It is so ordered.
JUSTICE MARSHALL took no part in the consideration or decision of this case. JUSTICE POWELL took no part in the decision of this case.
1. Effective September 17, 1984, the Office of Personnel Management (OPM) has revised its regulations in an effort to comply with the decisions below. See 49 Fed.Reg. 32735. The new regulations have changed the eligibility criteria at issue in this case and certain operational features of the Campaign. OPM expressly reserved the right to modify the rules in the event of a supervening direction by a court, Congress, or the President. Ibid. OPM's position before this Court is consistent with a desire to reinstate its prior regulations. Given these circumstances, the revision of the regulations at issue does not render this case moot. See Maher v. Roe, 432 U.S. 464, 468-469, n. 4 (1977).
To meet [Campaign] objectives, eligibility for participation in the Combined Federal Campaign shall be limited to voluntary, charitable, health and welfare agencies that provide or support direct health and welfare services to individuals or their families. Such direct health and welfare services must be available to Federal employees in the local campaign solicitation area, unless they are rendered to needy persons overseas. Such services must directly benefit human beings, whether children, youth, adults, the aged, the ill and infirm, or the mentally or physically handicapped.
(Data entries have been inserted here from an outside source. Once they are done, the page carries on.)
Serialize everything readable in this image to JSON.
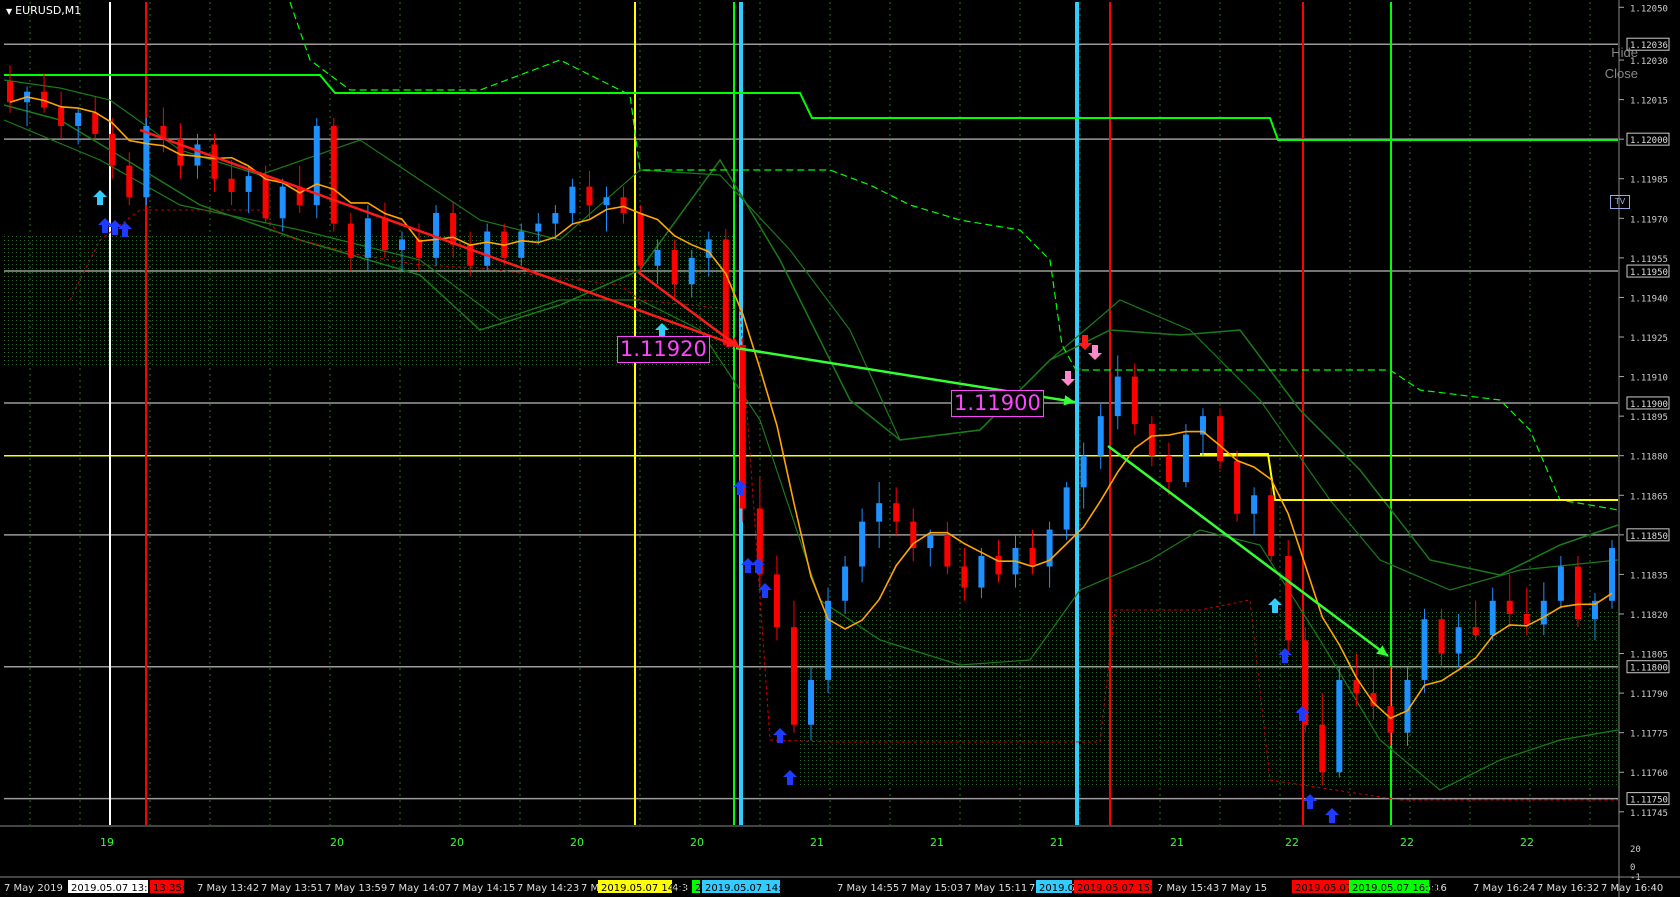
{
  "window": {
    "title": "EURUSD,M1",
    "hide_label": "Hide",
    "close_label": "Close",
    "tv_label": "TV"
  },
  "labels": {
    "price1": "1.11920",
    "price2": "1.11900"
  },
  "colors": {
    "background": "#000000",
    "grid": "#1f7a1f",
    "bull": "#1e90ff",
    "bear": "#ff0000",
    "ma": "#ffa500",
    "band": "#1a7a1a",
    "level_green": "#00ff00",
    "level_yellow": "#ffff00",
    "arrow_red": "#ff1a1a",
    "arrow_green": "#33ff33",
    "cyan": "#33ccff",
    "magenta": "#ff44ff"
  },
  "price_axis": {
    "ticks": [
      "1.12050",
      "1.12030",
      "1.12015",
      "1.12000",
      "1.11985",
      "1.11970",
      "1.11955",
      "1.11940",
      "1.11925",
      "1.11910",
      "1.11895",
      "1.11880",
      "1.11865",
      "1.11850",
      "1.11835",
      "1.11820",
      "1.11805",
      "1.11790",
      "1.11775",
      "1.11760",
      "1.11745"
    ],
    "boxed": [
      "1.12036",
      "1.12000",
      "1.11950",
      "1.11900",
      "1.11850",
      "1.11800",
      "1.11750"
    ],
    "sub_ticks": [
      "20",
      "0",
      "-1"
    ]
  },
  "sub_panel": {
    "values": [
      "19",
      "20",
      "20",
      "20",
      "20",
      "21",
      "21",
      "21",
      "21",
      "22",
      "22",
      "22"
    ]
  },
  "time_axis": {
    "labels": [
      "7 May 2019",
      "7 May 13:42",
      "7 May 13:51",
      "7 May 13:59",
      "7 May 14:07",
      "7 May 14:15",
      "7 May 14:23",
      "7 M",
      "4:3",
      "7 May 14:55",
      "7 May 15:03",
      "7 May 15:11",
      "7 May 15:19",
      "7",
      "7 May 15:43",
      "7 May 15",
      "y 16:16",
      "7 May 16:24",
      "7 May 16:32",
      "7 May 16:40"
    ],
    "tags": [
      {
        "text": "2019.05.07 13:31",
        "bg": "#ffffff",
        "fg": "#000000"
      },
      {
        "text": "13:35:5",
        "bg": "#ff0000",
        "fg": "#000000"
      },
      {
        "text": "2019.05.07 14:38",
        "bg": "#ffff00",
        "fg": "#000000"
      },
      {
        "text": "2",
        "bg": "#00ff00",
        "fg": "#000000"
      },
      {
        "text": "2019.05.07 14:51",
        "bg": "#33ccff",
        "fg": "#000000"
      },
      {
        "text": "2019.0",
        "bg": "#33ccff",
        "fg": "#000000"
      },
      {
        "text": "2019.05.07 15:37",
        "bg": "#ff0000",
        "fg": "#000000"
      },
      {
        "text": "2019.05.07 16:02",
        "bg": "#ff0000",
        "fg": "#000000"
      },
      {
        "text": "2019.05.07 16:13",
        "bg": "#00ff00",
        "fg": "#000000"
      }
    ]
  },
  "vertical_lines": [
    {
      "color": "#ffffff",
      "time": "2019.05.07 13:31"
    },
    {
      "color": "#ff0000",
      "time": "13:35"
    },
    {
      "color": "#ffff00",
      "time": "2019.05.07 14:38"
    },
    {
      "color": "#00ff00",
      "time": "14:49"
    },
    {
      "color": "#33ccff",
      "time": "2019.05.07 14:51"
    },
    {
      "color": "#33ccff",
      "time": "15:35"
    },
    {
      "color": "#ff0000",
      "time": "2019.05.07 15:37"
    },
    {
      "color": "#ff0000",
      "time": "2019.05.07 16:02"
    },
    {
      "color": "#00ff00",
      "time": "2019.05.07 16:13"
    }
  ],
  "horizontal_levels": [
    {
      "price": 1.12036,
      "color": "#9a9a9a"
    },
    {
      "price": 1.12,
      "color": "#9a9a9a"
    },
    {
      "price": 1.1195,
      "color": "#9a9a9a"
    },
    {
      "price": 1.119,
      "color": "#9a9a9a"
    },
    {
      "price": 1.1185,
      "color": "#9a9a9a"
    },
    {
      "price": 1.118,
      "color": "#9a9a9a"
    },
    {
      "price": 1.1175,
      "color": "#9a9a9a"
    },
    {
      "price": 1.1188,
      "color": "#ffff00"
    }
  ],
  "chart_data": {
    "type": "candlestick",
    "symbol": "EURUSD",
    "timeframe": "M1",
    "ylim": [
      1.1174,
      1.12052
    ],
    "candles": [
      [
        1.12022,
        1.12028,
        1.1201,
        1.12014
      ],
      [
        1.12014,
        1.1202,
        1.12005,
        1.12018
      ],
      [
        1.12018,
        1.12025,
        1.1201,
        1.12012
      ],
      [
        1.12012,
        1.12018,
        1.12,
        1.12005
      ],
      [
        1.12005,
        1.12012,
        1.11998,
        1.1201
      ],
      [
        1.1201,
        1.12016,
        1.12,
        1.12002
      ],
      [
        1.12002,
        1.12008,
        1.11985,
        1.1199
      ],
      [
        1.1199,
        1.11995,
        1.11975,
        1.11978
      ],
      [
        1.11978,
        1.12008,
        1.11975,
        1.12005
      ],
      [
        1.12005,
        1.12012,
        1.11995,
        1.12
      ],
      [
        1.12,
        1.12006,
        1.11985,
        1.1199
      ],
      [
        1.1199,
        1.12002,
        1.11985,
        1.11998
      ],
      [
        1.11998,
        1.12002,
        1.1198,
        1.11985
      ],
      [
        1.11985,
        1.11992,
        1.11975,
        1.1198
      ],
      [
        1.1198,
        1.1199,
        1.11972,
        1.11986
      ],
      [
        1.11986,
        1.1199,
        1.11968,
        1.1197
      ],
      [
        1.1197,
        1.11985,
        1.11965,
        1.11982
      ],
      [
        1.11982,
        1.1199,
        1.11972,
        1.11975
      ],
      [
        1.11975,
        1.12008,
        1.1197,
        1.12005
      ],
      [
        1.12005,
        1.12008,
        1.11965,
        1.11968
      ],
      [
        1.11968,
        1.11972,
        1.1195,
        1.11955
      ],
      [
        1.11955,
        1.11975,
        1.1195,
        1.1197
      ],
      [
        1.1197,
        1.11976,
        1.11955,
        1.11958
      ],
      [
        1.11958,
        1.11965,
        1.1195,
        1.11962
      ],
      [
        1.11962,
        1.11968,
        1.1195,
        1.11955
      ],
      [
        1.11955,
        1.11975,
        1.11952,
        1.11972
      ],
      [
        1.11972,
        1.11976,
        1.11955,
        1.1196
      ],
      [
        1.1196,
        1.11965,
        1.11948,
        1.11952
      ],
      [
        1.11952,
        1.11968,
        1.1195,
        1.11965
      ],
      [
        1.11965,
        1.11968,
        1.11952,
        1.11955
      ],
      [
        1.11955,
        1.11968,
        1.11952,
        1.11965
      ],
      [
        1.11965,
        1.11972,
        1.1196,
        1.11968
      ],
      [
        1.11968,
        1.11975,
        1.11962,
        1.11972
      ],
      [
        1.11972,
        1.11985,
        1.11968,
        1.11982
      ],
      [
        1.11982,
        1.11988,
        1.1197,
        1.11975
      ],
      [
        1.11975,
        1.11982,
        1.11965,
        1.11978
      ],
      [
        1.11978,
        1.11982,
        1.11968,
        1.11972
      ],
      [
        1.11972,
        1.11975,
        1.1195,
        1.11952
      ],
      [
        1.11952,
        1.11962,
        1.11945,
        1.11958
      ],
      [
        1.11958,
        1.11962,
        1.1194,
        1.11945
      ],
      [
        1.11945,
        1.11958,
        1.1194,
        1.11955
      ],
      [
        1.11955,
        1.11965,
        1.11948,
        1.11962
      ],
      [
        1.11962,
        1.11966,
        1.1194,
        1.11922
      ],
      [
        1.11922,
        1.11925,
        1.11855,
        1.1186
      ],
      [
        1.1186,
        1.11872,
        1.1183,
        1.11835
      ],
      [
        1.11835,
        1.11842,
        1.1181,
        1.11815
      ],
      [
        1.11815,
        1.11825,
        1.11775,
        1.11778
      ],
      [
        1.11778,
        1.118,
        1.11772,
        1.11795
      ],
      [
        1.11795,
        1.1183,
        1.1179,
        1.11825
      ],
      [
        1.11825,
        1.11842,
        1.1182,
        1.11838
      ],
      [
        1.11838,
        1.1186,
        1.11832,
        1.11855
      ],
      [
        1.11855,
        1.1187,
        1.11845,
        1.11862
      ],
      [
        1.11862,
        1.11868,
        1.1185,
        1.11855
      ],
      [
        1.11855,
        1.1186,
        1.1184,
        1.11845
      ],
      [
        1.11845,
        1.11852,
        1.11838,
        1.1185
      ],
      [
        1.1185,
        1.11855,
        1.11835,
        1.11838
      ],
      [
        1.11838,
        1.11845,
        1.11825,
        1.1183
      ],
      [
        1.1183,
        1.11845,
        1.11826,
        1.11842
      ],
      [
        1.11842,
        1.11848,
        1.11832,
        1.11835
      ],
      [
        1.11835,
        1.1185,
        1.1183,
        1.11845
      ],
      [
        1.11845,
        1.11852,
        1.11835,
        1.11838
      ],
      [
        1.11838,
        1.11855,
        1.1183,
        1.11852
      ],
      [
        1.11852,
        1.1187,
        1.11848,
        1.11868
      ],
      [
        1.11868,
        1.11885,
        1.1186,
        1.1188
      ],
      [
        1.1188,
        1.119,
        1.11875,
        1.11895
      ],
      [
        1.11895,
        1.11918,
        1.1189,
        1.1191
      ],
      [
        1.1191,
        1.11915,
        1.11888,
        1.11892
      ],
      [
        1.11892,
        1.11895,
        1.11876,
        1.1188
      ],
      [
        1.1188,
        1.11885,
        1.11865,
        1.1187
      ],
      [
        1.1187,
        1.11892,
        1.11868,
        1.11888
      ],
      [
        1.11888,
        1.11898,
        1.1188,
        1.11895
      ],
      [
        1.11895,
        1.11898,
        1.11875,
        1.11878
      ],
      [
        1.11878,
        1.11882,
        1.11855,
        1.11858
      ],
      [
        1.11858,
        1.11868,
        1.1185,
        1.11865
      ],
      [
        1.11865,
        1.11868,
        1.1184,
        1.11842
      ],
      [
        1.11842,
        1.11848,
        1.11805,
        1.1181
      ],
      [
        1.1181,
        1.11815,
        1.11775,
        1.11778
      ],
      [
        1.11778,
        1.1179,
        1.11755,
        1.1176
      ],
      [
        1.1176,
        1.118,
        1.11758,
        1.11795
      ],
      [
        1.11795,
        1.11805,
        1.11785,
        1.1179
      ],
      [
        1.1179,
        1.118,
        1.1178,
        1.11785
      ],
      [
        1.11785,
        1.118,
        1.1177,
        1.11775
      ],
      [
        1.11775,
        1.118,
        1.1177,
        1.11795
      ],
      [
        1.11795,
        1.11822,
        1.1179,
        1.11818
      ],
      [
        1.11818,
        1.11822,
        1.118,
        1.11805
      ],
      [
        1.11805,
        1.1182,
        1.118,
        1.11815
      ],
      [
        1.11815,
        1.11825,
        1.1181,
        1.11812
      ],
      [
        1.11812,
        1.1183,
        1.1181,
        1.11825
      ],
      [
        1.11825,
        1.11835,
        1.11815,
        1.1182
      ],
      [
        1.1182,
        1.1183,
        1.11812,
        1.11816
      ],
      [
        1.11816,
        1.11832,
        1.11812,
        1.11825
      ],
      [
        1.11825,
        1.11842,
        1.11822,
        1.11838
      ],
      [
        1.11838,
        1.11842,
        1.11815,
        1.11818
      ],
      [
        1.11818,
        1.11828,
        1.1181,
        1.11825
      ],
      [
        1.11825,
        1.11848,
        1.11822,
        1.11845
      ]
    ]
  }
}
Such services must consist of care, research or education in the fields of human health or social adjustment and rehabilitation; relief of victims of natural disasters and other emergencies; or assistance to those who are impoverished and therefore in need of food, shelter, clothing, education, and basic human welfare services.